If you were injured by a driver who was in breach of his or her insurance, the good news is that your ICBC claim is largely unaffected. As an innocent victim, you are not punished by the driver’s (or owner’s) irresponsible behavior. However, it is important to check the insurance policy on the vehicle, especially if the driver is not the registered owner of the vehicle.
Driving a Vehicle Without the Owner’s Consent
If the driver has the vehicle without express or implied consent of the owner, then you cannot claim against the vehicle’s insurance policy. You may still be able to claim against insurance carried by all drivers with a valid BC driver’s licence, but the vehicle itself is considered uninsured.
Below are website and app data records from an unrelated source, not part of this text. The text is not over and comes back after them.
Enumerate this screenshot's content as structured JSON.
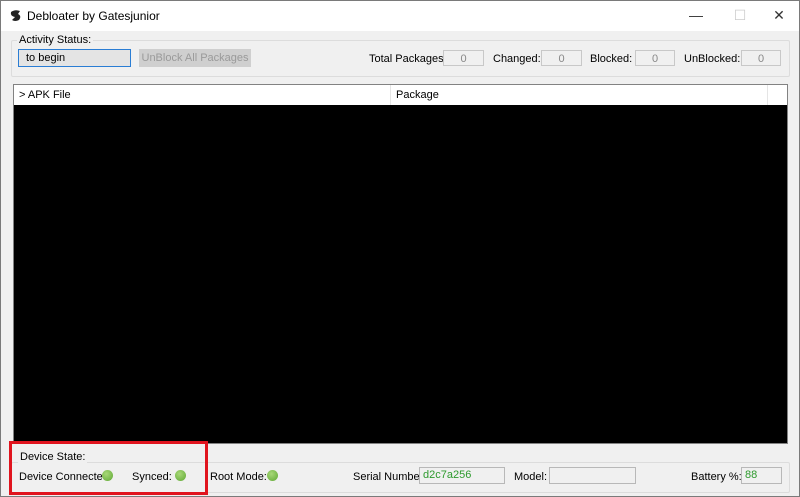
{
  "window": {
    "title": "Debloater by Gatesjunior",
    "minimize": "—",
    "maximize": "☐",
    "close": "✕"
  },
  "activity": {
    "group_label": "Activity Status:",
    "status_value": "to begin",
    "unblock_label": "UnBlock All Packages"
  },
  "counters": [
    {
      "label": "Total Packages:",
      "value": "0"
    },
    {
      "label": "Changed:",
      "value": "0"
    },
    {
      "label": "Blocked:",
      "value": "0"
    },
    {
      "label": "UnBlocked:",
      "value": "0"
    }
  ],
  "list": {
    "columns": [
      "> APK File",
      "Package"
    ]
  },
  "device": {
    "group_label": "Device State:",
    "connected_label": "Device Connected:",
    "synced_label": "Synced:",
    "root_label": "Root Mode:",
    "serial_label": "Serial Number:",
    "serial_value": "d2c7a256",
    "model_label": "Model:",
    "model_value": "",
    "battery_label": "Battery %:",
    "battery_value": "88",
    "indicator_color": "#6cb23f",
    "highlight_color": "#e0141e"
  }
}
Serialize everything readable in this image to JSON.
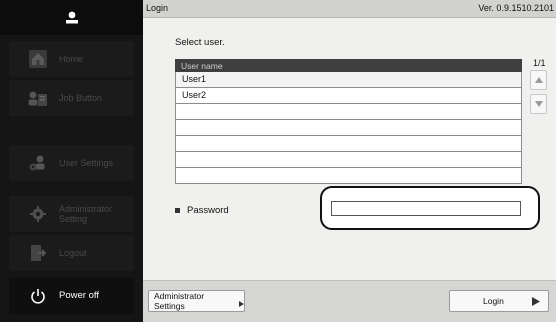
{
  "sidebar": {
    "user_icon": "person-icon",
    "items": [
      {
        "name": "home",
        "label": "Home",
        "icon": "home-icon"
      },
      {
        "name": "job-button",
        "label": "Job Button",
        "icon": "job-button-icon"
      },
      {
        "name": "user-settings",
        "label": "User Settings",
        "icon": "user-settings-icon"
      },
      {
        "name": "administrator-setting",
        "label": "Administrator Setting",
        "icon": "gear-icon"
      },
      {
        "name": "logout",
        "label": "Logout",
        "icon": "logout-icon"
      },
      {
        "name": "power-off",
        "label": "Power off",
        "icon": "power-icon"
      }
    ]
  },
  "titlebar": {
    "title": "Login",
    "version": "Ver. 0.9.1510.2101"
  },
  "main": {
    "prompt": "Select user.",
    "table": {
      "header": "User name",
      "rows": [
        "User1",
        "User2",
        "",
        "",
        "",
        "",
        ""
      ]
    },
    "page_indicator": "1/1",
    "password_label": "Password",
    "password_value": ""
  },
  "footer": {
    "admin_button": "Administrator Settings",
    "login_button": "Login"
  },
  "colors": {
    "sidebar_bg": "#151515",
    "main_bg": "#f0f0ee",
    "header_bg": "#3f3f3f"
  }
}
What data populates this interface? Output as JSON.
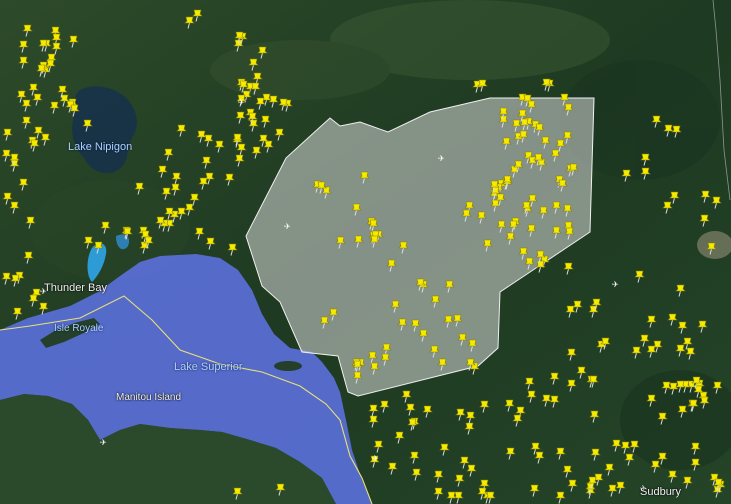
{
  "map": {
    "labels": {
      "lake_nipigon": "Lake Nipigon",
      "thunder_bay": "Thunder Bay",
      "isle_royale": "Isle Royale",
      "lake_superior": "Lake Superior",
      "manitou_island": "Manitou Island",
      "sudbury": "Sudbury"
    },
    "colors": {
      "land": "#1f3a22",
      "lake_superior_fill": "#5a6fd8",
      "lake_nipigon_fill": "#17324a",
      "boundary_line": "#e8e07a",
      "selection_polygon_fill": "#d9d9d9",
      "pin": "#f5ea00"
    },
    "icons": {
      "marker": "yellow-pushpin-icon",
      "town": "airport-icon"
    }
  }
}
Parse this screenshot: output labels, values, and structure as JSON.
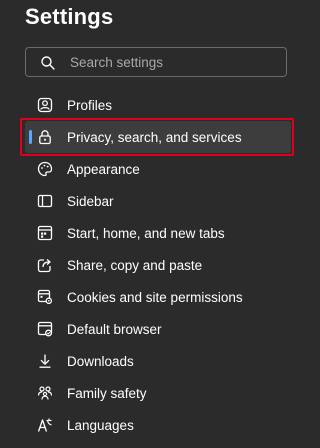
{
  "page": {
    "title": "Settings"
  },
  "search": {
    "placeholder": "Search settings",
    "icon": "search-icon"
  },
  "nav": {
    "active_index": 1,
    "items": [
      {
        "label": "Profiles",
        "icon": "profile-icon"
      },
      {
        "label": "Privacy, search, and services",
        "icon": "lock-icon"
      },
      {
        "label": "Appearance",
        "icon": "palette-icon"
      },
      {
        "label": "Sidebar",
        "icon": "sidebar-icon"
      },
      {
        "label": "Start, home, and new tabs",
        "icon": "home-tabs-icon"
      },
      {
        "label": "Share, copy and paste",
        "icon": "share-icon"
      },
      {
        "label": "Cookies and site permissions",
        "icon": "cookies-icon"
      },
      {
        "label": "Default browser",
        "icon": "browser-icon"
      },
      {
        "label": "Downloads",
        "icon": "download-icon"
      },
      {
        "label": "Family safety",
        "icon": "family-icon"
      },
      {
        "label": "Languages",
        "icon": "languages-icon"
      }
    ]
  },
  "colors": {
    "background": "#2b2b2b",
    "active_bg": "#3d3d3d",
    "accent": "#5aa7ff",
    "highlight": "#e0001b"
  }
}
Categories of Breach
Any use of a vehicle outside of what is permitted under the insurance policy will generally constitute a breach. The most common breach is probably a false principal operator declaration: the person who uses the vehicle most often is not listed as the principal operator. Other types of breaches include: giving a material false statement to ICBC, driving the vehicle for work purposes when it is not insured for commuting to work, driving the vehicle more frequently than is permitted under the policy, driving in breach of your driver’s licence, driving while impaired and letting someone drive your vehicle while impaired or in breach of his or her driver’s licence.
Breach of Policy and Denial of No Fault Benefits
If you breached your insurance, but you did not cause the accident, you can still claim against the driver and/or vehicle that did cause the accident. However, you may be denied your no-fault benefits. The most common way that this breach occurs is by giving a false material statement to ICBC. Any time you communicate with ICBC, if you make a false statement, or even if you withhold relevant information, you may be in breach of your policy. This is where retaining a lawyer early in your claim can be very important to protect your rights.